▶ [TASK TO CARRY OUT]:
Every entry needs to be written out again exactly.

▶ [INFORMATION PROVIDED]:
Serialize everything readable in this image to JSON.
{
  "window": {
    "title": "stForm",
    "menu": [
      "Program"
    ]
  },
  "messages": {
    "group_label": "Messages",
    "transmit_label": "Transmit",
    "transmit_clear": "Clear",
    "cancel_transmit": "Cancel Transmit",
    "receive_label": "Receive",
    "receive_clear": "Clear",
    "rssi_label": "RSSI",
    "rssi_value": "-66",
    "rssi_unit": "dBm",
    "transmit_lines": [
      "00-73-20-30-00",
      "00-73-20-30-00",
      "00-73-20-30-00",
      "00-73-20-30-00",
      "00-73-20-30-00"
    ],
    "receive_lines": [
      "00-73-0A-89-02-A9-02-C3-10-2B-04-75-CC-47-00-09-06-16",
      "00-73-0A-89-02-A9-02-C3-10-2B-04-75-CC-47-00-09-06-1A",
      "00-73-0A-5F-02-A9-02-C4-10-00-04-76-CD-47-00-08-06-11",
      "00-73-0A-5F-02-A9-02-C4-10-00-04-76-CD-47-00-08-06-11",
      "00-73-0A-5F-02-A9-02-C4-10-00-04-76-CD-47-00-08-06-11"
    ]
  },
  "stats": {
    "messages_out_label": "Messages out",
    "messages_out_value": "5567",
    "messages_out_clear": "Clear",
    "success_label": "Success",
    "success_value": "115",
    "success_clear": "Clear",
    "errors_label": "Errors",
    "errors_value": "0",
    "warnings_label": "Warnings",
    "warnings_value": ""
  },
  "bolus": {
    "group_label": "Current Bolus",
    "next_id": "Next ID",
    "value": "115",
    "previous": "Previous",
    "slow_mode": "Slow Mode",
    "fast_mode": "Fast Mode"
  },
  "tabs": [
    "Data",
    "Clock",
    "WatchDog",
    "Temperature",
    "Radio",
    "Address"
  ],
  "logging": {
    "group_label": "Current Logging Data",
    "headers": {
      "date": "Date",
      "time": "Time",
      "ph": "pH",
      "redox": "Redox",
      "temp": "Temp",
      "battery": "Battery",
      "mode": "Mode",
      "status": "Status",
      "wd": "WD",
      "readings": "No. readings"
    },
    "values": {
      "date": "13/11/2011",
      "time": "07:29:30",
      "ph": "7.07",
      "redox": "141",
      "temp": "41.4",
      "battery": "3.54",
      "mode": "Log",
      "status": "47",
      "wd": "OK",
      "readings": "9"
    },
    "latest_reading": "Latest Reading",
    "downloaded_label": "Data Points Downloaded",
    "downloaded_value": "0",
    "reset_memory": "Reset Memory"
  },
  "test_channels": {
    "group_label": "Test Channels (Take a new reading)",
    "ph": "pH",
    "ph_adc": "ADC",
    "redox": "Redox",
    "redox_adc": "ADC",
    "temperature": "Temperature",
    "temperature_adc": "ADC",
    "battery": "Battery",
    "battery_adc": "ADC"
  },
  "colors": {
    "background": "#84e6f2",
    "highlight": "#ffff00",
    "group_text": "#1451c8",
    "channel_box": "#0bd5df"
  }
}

▶ [OUTPUT]:
Serialize everything readable in this image to JSON.
{
  "window": {
    "title": "stForm",
    "menu": [
      "Program"
    ]
  },
  "messages": {
    "group_label": "Messages",
    "transmit_label": "Transmit",
    "transmit_clear": "Clear",
    "cancel_transmit": "Cancel Transmit",
    "receive_label": "Receive",
    "receive_clear": "Clear",
    "rssi_label": "RSSI",
    "rssi_value": "-66",
    "rssi_unit": "dBm",
    "transmit_lines": [
      "00-73-20-30-00",
      "00-73-20-30-00",
      "00-73-20-30-00",
      "00-73-20-30-00",
      "00-73-20-30-00"
    ],
    "receive_lines": [
      "00-73-0A-89-02-A9-02-C3-10-2B-04-75-CC-47-00-09-06-16",
      "00-73-0A-89-02-A9-02-C3-10-2B-04-75-CC-47-00-09-06-1A",
      "00-73-0A-5F-02-A9-02-C4-10-00-04-76-CD-47-00-08-06-11",
      "00-73-0A-5F-02-A9-02-C4-10-00-04-76-CD-47-00-08-06-11",
      "00-73-0A-5F-02-A9-02-C4-10-00-04-76-CD-47-00-08-06-11"
    ]
  },
  "stats": {
    "messages_out_label": "Messages out",
    "messages_out_value": "5567",
    "messages_out_clear": "Clear",
    "success_label": "Success",
    "success_value": "115",
    "success_clear": "Clear",
    "errors_label": "Errors",
    "errors_value": "0",
    "warnings_label": "Warnings",
    "warnings_value": ""
  },
  "bolus": {
    "group_label": "Current Bolus",
    "next_id": "Next ID",
    "value": "115",
    "previous": "Previous",
    "slow_mode": "Slow Mode",
    "fast_mode": "Fast Mode"
  },
  "tabs": [
    "Data",
    "Clock",
    "WatchDog",
    "Temperature",
    "Radio",
    "Address"
  ],
  "logging": {
    "group_label": "Current Logging Data",
    "headers": {
      "date": "Date",
      "time": "Time",
      "ph": "pH",
      "redox": "Redox",
      "temp": "Temp",
      "battery": "Battery",
      "mode": "Mode",
      "status": "Status",
      "wd": "WD",
      "readings": "No. readings"
    },
    "values": {
      "date": "13/11/2011",
      "time": "07:29:30",
      "ph": "7.07",
      "redox": "141",
      "temp": "41.4",
      "battery": "3.54",
      "mode": "Log",
      "status": "47",
      "wd": "OK",
      "readings": "9"
    },
    "latest_reading": "Latest Reading",
    "downloaded_label": "Data Points Downloaded",
    "downloaded_value": "0",
    "reset_memory": "Reset Memory"
  },
  "test_channels": {
    "group_label": "Test Channels (Take a new reading)",
    "ph": "pH",
    "ph_adc": "ADC",
    "redox": "Redox",
    "redox_adc": "ADC",
    "temperature": "Temperature",
    "temperature_adc": "ADC",
    "battery": "Battery",
    "battery_adc": "ADC"
  },
  "colors": {
    "background": "#84e6f2",
    "highlight": "#ffff00",
    "group_text": "#1451c8",
    "channel_box": "#0bd5df"
  }
}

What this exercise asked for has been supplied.